Go through the lines below and copy each one that holds the string "this".
[[ Data under study, beginning ]]
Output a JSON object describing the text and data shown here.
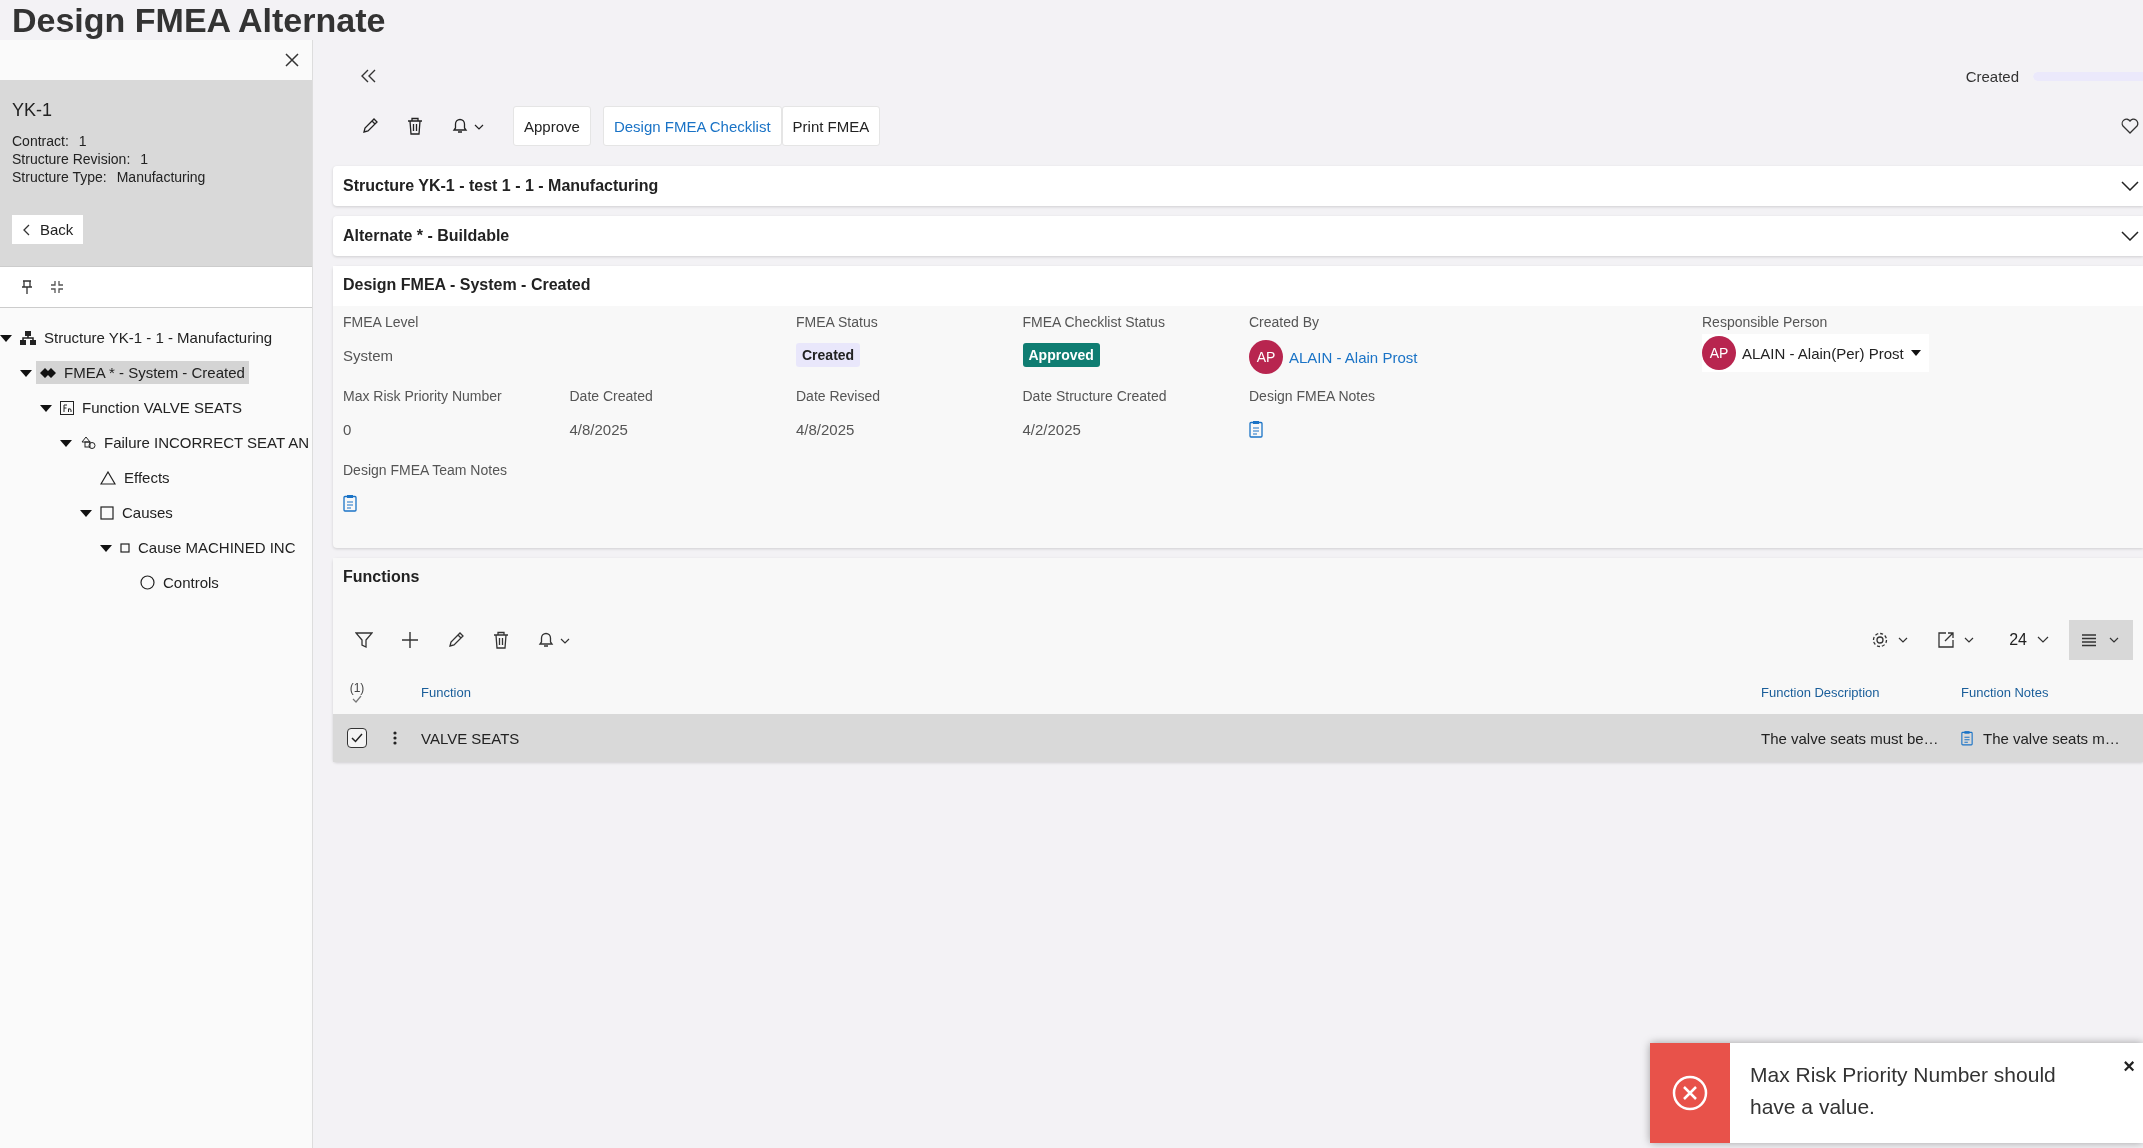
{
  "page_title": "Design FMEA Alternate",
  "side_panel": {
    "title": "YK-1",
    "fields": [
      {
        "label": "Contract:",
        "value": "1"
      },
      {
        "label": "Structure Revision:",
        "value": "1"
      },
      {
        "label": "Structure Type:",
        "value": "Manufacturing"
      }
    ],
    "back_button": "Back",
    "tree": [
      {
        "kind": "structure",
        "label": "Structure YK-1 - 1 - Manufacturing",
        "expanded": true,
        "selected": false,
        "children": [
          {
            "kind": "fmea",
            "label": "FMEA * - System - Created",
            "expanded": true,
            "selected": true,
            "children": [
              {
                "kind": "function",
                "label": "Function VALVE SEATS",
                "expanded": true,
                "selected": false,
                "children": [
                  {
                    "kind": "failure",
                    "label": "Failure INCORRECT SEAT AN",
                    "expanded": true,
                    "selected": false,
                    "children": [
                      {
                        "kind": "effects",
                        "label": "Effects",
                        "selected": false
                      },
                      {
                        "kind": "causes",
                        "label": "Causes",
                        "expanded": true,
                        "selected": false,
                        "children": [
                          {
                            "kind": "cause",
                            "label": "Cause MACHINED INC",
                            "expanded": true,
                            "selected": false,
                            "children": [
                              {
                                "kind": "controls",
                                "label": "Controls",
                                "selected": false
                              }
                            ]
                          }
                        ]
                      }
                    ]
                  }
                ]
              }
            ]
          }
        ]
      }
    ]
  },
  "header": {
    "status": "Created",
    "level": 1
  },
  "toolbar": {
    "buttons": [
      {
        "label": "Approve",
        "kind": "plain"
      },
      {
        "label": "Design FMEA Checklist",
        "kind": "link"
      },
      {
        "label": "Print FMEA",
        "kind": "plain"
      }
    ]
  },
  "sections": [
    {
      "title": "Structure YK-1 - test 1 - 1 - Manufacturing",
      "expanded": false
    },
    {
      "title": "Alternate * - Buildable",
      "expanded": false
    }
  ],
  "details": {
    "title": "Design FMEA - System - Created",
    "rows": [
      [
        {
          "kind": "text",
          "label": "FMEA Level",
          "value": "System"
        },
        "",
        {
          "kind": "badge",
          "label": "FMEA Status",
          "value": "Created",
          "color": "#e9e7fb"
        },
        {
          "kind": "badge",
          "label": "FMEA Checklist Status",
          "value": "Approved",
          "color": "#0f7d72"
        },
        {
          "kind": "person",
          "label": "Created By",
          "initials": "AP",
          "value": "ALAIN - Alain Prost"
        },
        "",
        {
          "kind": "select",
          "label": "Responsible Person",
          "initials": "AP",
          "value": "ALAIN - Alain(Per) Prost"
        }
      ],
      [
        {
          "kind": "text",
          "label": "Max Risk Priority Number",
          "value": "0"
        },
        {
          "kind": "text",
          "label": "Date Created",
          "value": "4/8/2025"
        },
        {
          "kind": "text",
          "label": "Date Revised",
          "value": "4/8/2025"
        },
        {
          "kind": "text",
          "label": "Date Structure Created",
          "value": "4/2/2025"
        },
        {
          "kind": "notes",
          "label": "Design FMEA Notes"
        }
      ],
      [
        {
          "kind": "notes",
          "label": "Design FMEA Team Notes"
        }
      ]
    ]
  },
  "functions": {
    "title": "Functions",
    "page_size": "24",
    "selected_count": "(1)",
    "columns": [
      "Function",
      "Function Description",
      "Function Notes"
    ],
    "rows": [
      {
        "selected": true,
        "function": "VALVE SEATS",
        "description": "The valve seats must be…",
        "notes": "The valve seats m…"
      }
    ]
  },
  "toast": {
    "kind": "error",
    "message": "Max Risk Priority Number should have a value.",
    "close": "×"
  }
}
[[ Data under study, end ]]
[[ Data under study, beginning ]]
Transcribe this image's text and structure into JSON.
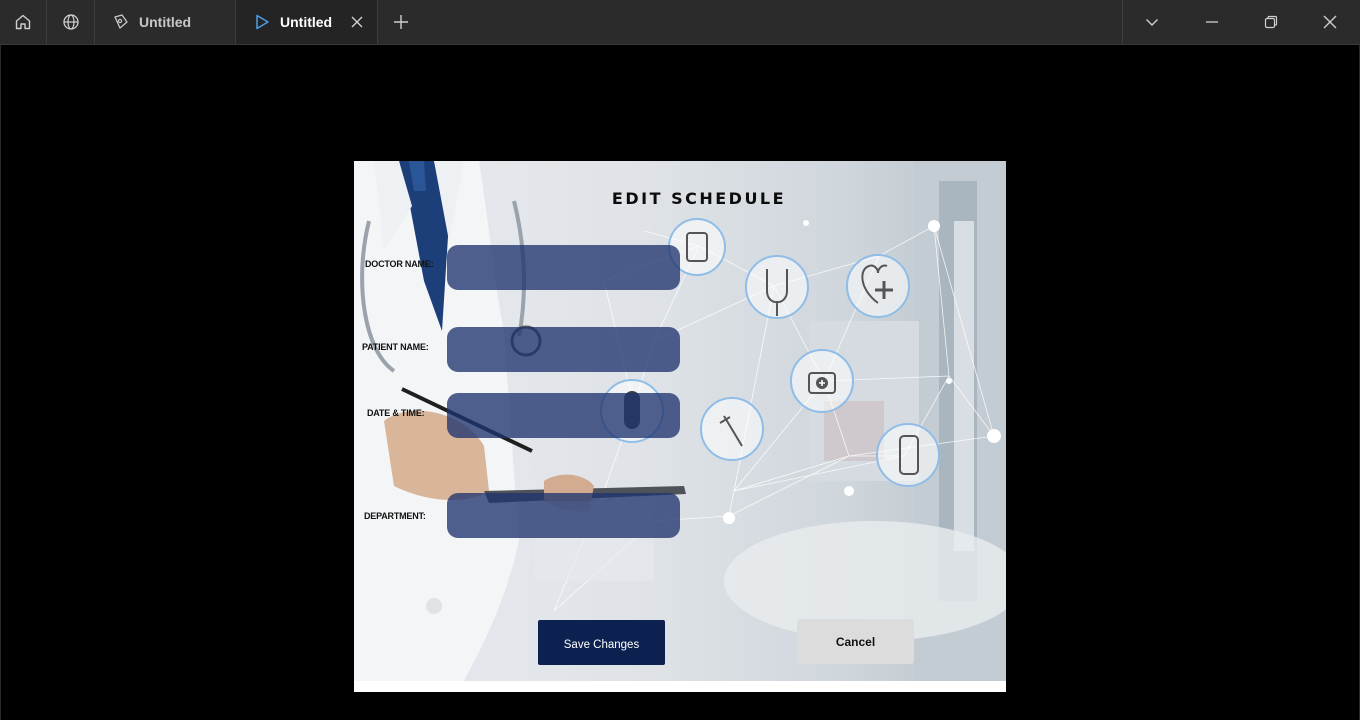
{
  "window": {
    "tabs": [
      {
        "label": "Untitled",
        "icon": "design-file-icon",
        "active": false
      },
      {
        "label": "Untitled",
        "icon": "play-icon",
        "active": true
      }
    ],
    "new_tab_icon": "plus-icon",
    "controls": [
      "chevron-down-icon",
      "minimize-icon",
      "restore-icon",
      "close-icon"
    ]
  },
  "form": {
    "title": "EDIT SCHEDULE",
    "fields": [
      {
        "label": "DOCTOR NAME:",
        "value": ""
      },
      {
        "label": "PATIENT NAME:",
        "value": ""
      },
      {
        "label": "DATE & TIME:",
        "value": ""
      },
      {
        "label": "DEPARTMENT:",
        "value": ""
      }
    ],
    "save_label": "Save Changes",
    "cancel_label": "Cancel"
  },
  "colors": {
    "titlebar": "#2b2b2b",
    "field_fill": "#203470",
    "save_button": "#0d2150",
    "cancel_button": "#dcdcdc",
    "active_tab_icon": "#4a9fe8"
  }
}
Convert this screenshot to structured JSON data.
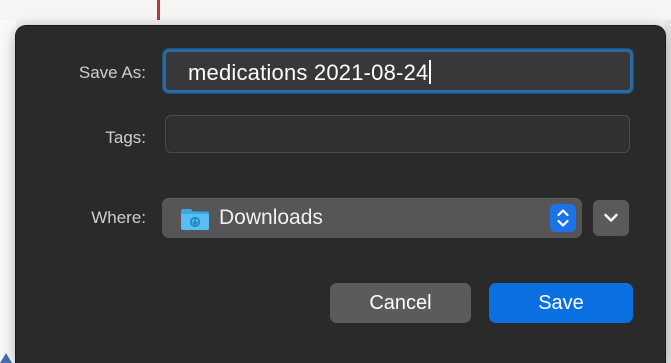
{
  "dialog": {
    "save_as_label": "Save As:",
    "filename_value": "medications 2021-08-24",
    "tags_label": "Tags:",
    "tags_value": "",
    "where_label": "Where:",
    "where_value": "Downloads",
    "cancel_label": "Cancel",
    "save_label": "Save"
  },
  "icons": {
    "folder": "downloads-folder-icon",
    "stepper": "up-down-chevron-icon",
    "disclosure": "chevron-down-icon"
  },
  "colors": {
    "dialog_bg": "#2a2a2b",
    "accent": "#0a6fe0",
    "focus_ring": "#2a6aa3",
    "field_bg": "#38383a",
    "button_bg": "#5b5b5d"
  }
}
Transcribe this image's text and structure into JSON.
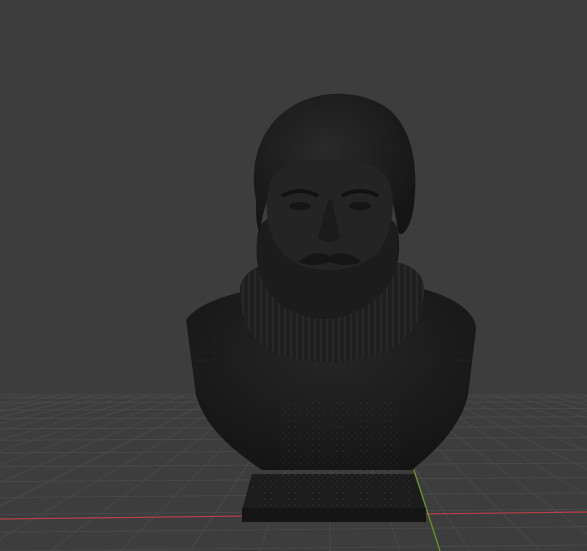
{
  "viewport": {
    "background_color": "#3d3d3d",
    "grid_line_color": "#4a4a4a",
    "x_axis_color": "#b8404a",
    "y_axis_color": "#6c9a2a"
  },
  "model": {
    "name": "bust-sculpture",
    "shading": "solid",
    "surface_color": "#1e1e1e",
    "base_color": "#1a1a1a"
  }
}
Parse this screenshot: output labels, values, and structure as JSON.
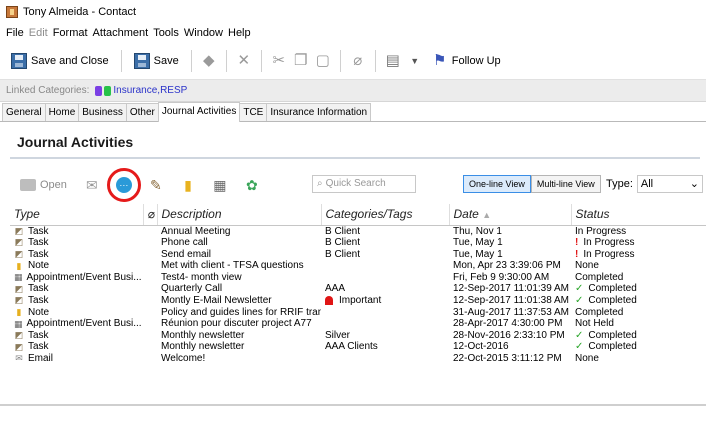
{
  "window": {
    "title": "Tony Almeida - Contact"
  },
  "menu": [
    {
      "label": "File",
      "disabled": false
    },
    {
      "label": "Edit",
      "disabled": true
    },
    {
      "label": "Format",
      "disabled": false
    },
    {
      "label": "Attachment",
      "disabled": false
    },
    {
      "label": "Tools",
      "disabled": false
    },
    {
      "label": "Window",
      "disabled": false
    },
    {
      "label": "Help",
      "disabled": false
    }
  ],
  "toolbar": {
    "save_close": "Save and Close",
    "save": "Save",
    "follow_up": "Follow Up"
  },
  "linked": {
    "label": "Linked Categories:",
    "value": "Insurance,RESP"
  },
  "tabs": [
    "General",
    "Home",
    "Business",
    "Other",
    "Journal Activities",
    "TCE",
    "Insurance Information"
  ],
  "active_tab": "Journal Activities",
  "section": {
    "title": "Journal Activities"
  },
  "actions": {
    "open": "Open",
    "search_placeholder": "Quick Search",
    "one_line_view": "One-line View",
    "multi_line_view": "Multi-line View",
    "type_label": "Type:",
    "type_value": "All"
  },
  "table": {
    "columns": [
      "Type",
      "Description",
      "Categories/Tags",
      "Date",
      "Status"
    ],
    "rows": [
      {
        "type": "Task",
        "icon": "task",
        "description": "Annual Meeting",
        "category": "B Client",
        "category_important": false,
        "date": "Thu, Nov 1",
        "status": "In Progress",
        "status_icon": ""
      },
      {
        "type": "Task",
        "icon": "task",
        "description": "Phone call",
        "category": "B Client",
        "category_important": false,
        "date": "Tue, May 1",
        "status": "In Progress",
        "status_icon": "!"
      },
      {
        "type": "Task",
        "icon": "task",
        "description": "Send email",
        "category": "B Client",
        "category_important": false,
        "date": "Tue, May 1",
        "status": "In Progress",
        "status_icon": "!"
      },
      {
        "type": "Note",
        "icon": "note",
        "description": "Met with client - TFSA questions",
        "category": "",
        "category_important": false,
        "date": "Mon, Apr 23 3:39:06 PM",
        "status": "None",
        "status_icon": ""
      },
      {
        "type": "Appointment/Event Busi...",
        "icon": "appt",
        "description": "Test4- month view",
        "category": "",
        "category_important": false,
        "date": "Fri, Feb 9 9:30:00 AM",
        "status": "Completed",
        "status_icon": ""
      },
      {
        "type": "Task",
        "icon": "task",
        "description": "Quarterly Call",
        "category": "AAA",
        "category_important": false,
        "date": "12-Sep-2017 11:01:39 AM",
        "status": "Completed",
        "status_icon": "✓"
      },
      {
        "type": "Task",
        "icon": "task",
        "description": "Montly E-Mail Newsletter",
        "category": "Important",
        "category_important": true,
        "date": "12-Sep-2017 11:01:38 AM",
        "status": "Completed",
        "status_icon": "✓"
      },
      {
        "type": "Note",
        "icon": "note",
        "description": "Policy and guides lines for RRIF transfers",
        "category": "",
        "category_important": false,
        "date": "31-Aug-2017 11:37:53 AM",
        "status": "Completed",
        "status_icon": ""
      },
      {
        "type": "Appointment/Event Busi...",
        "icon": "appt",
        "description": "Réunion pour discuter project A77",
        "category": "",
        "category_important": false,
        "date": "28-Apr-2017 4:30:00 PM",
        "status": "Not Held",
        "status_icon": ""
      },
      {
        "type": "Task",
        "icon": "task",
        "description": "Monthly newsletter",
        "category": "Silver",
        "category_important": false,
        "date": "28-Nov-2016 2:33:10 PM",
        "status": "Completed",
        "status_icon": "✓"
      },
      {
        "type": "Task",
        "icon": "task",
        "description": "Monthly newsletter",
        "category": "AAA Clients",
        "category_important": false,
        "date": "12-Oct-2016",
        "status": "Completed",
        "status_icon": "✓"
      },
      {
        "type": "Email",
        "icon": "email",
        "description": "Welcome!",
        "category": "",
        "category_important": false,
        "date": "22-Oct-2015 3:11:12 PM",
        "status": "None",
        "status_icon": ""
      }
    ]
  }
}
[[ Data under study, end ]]
**Solution to the problem**
Transcribe this image's text and structure into JSON.
Convert this screenshot to structured JSON data.
Transcribe this image's text and structure into JSON.
Parse this screenshot: output labels, values, and structure as JSON.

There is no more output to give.